And this doc meant what she said. I had 30 minute appointments go as long as 90 as we worked through all issues to everyone's satisfaction...and she NEVER made you feel rushed. On many occasions, she gave us extra special care, whether it was middle of the night phone calls, very late appointments or being seen immediately because *I* was a complete basket case over something. Because she was so great and free with her time, I never, ever minded waiting and I never met a family of hers that did. We all knew that the price for her superlative care was delays. We adapted because she was worth it.
In the end, a medical practice treats human beings. If we're at the doctor it's because we need attention and I doubt anyone would feel they got good attention if their "special circumstance" was not treated with compassion. It's been my personal experience that the more patient I am with tardiness, as a patient, the better service I get when I truly have an emergency. For example, for my annual "woman" exam, I try to be the first patient of the day (9am) and I tend to show up on time or early. I know my doc is also a surgeon who does her surgeries at 7am. Sometimes surgeries run long. I remember one time she was two hours late and I fell asleep on the exam table waiting for her. Now, for all the appointments behind me, they call and reschedule, but I always elect to wait. I've already taken the day off, so no big deal (I'm lucky to be able to do this). Two weeks ago, I had a horrible bladder infection and called, in tears, with the pain. She saw me within two hours of my initial phone call and I had drugs within the next hour. What goes around, comes around. Because I'm not a complainer, I get the extra special care I need, when I need it.

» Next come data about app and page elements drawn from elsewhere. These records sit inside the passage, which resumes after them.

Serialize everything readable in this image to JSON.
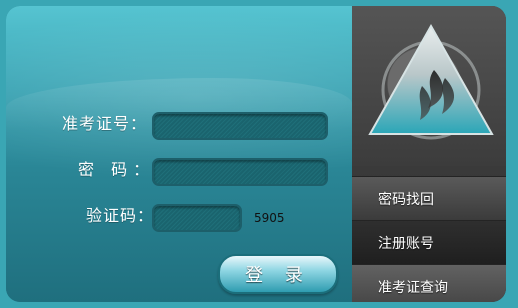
{
  "form": {
    "ticket_label": "准考证号：",
    "password_label": "密  码：",
    "captcha_label": "验证码：",
    "captcha_code": "5905",
    "login_button": "登 录"
  },
  "side_menu": {
    "items": [
      {
        "label": "密码找回"
      },
      {
        "label": "注册账号"
      },
      {
        "label": "准考证查询"
      }
    ]
  },
  "colors": {
    "teal": "#3aa6b4",
    "dark_teal": "#1f6f7e",
    "menu_dark": "#2c2c2c"
  },
  "icons": {
    "logo": "triangle-flame-logo-icon"
  }
}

But, that's just me. I understand the "my time is valuable" argument and respect that. But, for me, I try to remember that no one's perfect, emergencies happen and sometimes life just gets in the way or doesn't go our way. As I always tell my children, waiting patiently "in line" (whether it's the doctor, the grocery store or anywhere) is what adults have to do to earn their Christmas presents! <wink> I have faith (and experience has shown) that if I'm patient as a patient, things do work out in the end.
Good question! I hope you find the answers you seek!